- [BRIEF]: Check every line below for the word "INFO" and copy the ones that have it.

- [DATA FOR ANALYSIS]:
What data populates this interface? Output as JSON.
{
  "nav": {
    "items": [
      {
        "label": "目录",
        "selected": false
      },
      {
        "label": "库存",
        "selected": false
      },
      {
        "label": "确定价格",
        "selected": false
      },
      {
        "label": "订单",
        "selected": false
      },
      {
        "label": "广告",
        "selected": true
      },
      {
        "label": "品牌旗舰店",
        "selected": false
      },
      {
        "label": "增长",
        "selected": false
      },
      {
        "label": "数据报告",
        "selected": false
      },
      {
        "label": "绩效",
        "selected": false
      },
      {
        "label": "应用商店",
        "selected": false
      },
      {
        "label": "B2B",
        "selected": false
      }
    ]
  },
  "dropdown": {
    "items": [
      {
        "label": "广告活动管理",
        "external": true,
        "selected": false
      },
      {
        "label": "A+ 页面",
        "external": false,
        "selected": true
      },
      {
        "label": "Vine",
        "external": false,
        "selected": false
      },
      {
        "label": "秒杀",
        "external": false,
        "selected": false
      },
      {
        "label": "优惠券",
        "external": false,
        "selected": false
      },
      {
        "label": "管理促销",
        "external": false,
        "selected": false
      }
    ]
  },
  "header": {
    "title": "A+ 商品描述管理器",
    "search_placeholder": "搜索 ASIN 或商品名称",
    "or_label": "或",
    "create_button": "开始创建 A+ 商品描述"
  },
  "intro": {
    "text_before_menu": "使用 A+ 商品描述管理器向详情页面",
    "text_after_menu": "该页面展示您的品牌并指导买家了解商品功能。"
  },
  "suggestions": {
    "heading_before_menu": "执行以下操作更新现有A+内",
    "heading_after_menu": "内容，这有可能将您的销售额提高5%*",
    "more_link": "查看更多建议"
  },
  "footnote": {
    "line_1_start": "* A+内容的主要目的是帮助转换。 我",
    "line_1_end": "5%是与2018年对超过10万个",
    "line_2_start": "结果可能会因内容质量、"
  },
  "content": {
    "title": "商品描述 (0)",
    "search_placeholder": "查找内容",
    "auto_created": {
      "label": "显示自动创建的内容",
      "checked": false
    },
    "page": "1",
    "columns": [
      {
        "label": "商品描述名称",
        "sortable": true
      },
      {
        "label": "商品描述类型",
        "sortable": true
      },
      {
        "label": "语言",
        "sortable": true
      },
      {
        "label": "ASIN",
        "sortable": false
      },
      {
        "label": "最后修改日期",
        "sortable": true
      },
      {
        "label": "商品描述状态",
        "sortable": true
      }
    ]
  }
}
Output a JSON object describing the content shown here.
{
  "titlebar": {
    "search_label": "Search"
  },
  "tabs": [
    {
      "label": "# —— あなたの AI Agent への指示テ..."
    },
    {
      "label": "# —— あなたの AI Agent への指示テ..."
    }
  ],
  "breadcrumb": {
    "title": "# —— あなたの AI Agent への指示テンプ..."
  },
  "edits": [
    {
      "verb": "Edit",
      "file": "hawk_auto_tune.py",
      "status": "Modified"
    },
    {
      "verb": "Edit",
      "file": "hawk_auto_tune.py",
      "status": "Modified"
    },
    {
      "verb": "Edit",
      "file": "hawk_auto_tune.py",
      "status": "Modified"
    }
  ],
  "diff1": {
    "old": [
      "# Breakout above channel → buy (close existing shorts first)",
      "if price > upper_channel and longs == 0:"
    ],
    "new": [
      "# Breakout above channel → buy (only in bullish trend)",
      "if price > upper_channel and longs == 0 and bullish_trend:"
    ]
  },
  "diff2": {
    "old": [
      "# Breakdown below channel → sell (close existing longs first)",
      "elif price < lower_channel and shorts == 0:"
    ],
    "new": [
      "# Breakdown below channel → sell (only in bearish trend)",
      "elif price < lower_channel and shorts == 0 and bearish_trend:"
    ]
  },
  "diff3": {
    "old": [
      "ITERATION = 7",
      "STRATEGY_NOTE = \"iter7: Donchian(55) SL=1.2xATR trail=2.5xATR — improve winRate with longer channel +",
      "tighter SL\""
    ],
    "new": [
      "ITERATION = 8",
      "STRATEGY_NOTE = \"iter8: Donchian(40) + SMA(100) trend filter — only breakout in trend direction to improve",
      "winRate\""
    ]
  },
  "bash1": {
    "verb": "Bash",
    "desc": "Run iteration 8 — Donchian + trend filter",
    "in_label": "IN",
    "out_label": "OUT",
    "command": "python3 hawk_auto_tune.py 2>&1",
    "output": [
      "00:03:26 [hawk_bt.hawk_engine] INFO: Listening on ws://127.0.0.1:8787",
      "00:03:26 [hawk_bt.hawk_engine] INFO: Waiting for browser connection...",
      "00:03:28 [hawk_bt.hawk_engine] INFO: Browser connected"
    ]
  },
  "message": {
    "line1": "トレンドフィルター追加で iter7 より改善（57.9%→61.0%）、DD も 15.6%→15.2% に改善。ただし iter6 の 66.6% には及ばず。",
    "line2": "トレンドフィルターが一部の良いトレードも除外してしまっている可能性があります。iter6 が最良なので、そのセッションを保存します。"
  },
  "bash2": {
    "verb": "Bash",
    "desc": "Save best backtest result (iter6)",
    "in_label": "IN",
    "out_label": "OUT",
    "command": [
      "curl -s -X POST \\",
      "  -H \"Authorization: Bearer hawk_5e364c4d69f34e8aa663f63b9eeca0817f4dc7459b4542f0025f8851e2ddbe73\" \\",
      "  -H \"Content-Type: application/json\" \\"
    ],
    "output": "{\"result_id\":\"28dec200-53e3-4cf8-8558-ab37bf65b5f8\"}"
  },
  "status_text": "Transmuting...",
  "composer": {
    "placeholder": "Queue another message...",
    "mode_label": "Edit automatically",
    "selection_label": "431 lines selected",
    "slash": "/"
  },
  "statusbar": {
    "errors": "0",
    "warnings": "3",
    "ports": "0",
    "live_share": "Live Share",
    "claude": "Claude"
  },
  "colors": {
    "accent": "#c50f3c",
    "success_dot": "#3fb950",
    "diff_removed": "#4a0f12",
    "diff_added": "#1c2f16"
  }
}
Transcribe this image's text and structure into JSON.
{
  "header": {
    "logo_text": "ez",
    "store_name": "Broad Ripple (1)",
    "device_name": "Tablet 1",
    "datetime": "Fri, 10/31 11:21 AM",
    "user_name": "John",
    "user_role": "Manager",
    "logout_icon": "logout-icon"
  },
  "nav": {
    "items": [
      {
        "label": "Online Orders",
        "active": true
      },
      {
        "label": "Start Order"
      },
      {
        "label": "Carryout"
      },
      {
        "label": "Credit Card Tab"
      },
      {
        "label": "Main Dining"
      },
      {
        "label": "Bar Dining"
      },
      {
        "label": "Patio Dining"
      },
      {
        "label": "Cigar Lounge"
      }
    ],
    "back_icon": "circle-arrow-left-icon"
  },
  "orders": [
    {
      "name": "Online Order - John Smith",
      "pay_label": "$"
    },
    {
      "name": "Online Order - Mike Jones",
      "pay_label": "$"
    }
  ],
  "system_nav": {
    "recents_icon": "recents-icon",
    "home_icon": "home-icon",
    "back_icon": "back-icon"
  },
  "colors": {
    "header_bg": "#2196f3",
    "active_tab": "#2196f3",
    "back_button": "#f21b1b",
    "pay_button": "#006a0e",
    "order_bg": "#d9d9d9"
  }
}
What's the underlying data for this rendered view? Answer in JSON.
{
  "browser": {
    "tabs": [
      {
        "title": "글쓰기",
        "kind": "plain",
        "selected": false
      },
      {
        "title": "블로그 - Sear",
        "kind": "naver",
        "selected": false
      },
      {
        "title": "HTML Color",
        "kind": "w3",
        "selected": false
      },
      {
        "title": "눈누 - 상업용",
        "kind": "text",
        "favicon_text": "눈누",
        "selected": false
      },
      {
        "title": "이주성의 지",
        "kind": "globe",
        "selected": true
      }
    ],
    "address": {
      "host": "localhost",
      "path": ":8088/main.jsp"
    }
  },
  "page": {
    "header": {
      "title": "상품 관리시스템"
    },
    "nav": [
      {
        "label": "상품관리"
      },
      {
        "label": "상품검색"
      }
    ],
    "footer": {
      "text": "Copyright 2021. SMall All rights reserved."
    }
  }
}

- [ANSWER BELOW]:
      "00:03:26 [hawk_bt.hawk_engine] INFO: Listening on ws://127.0.0.1:8787",
      "00:03:26 [hawk_bt.hawk_engine] INFO: Waiting for browser connection...",
      "00:03:28 [hawk_bt.hawk_engine] INFO: Browser connected"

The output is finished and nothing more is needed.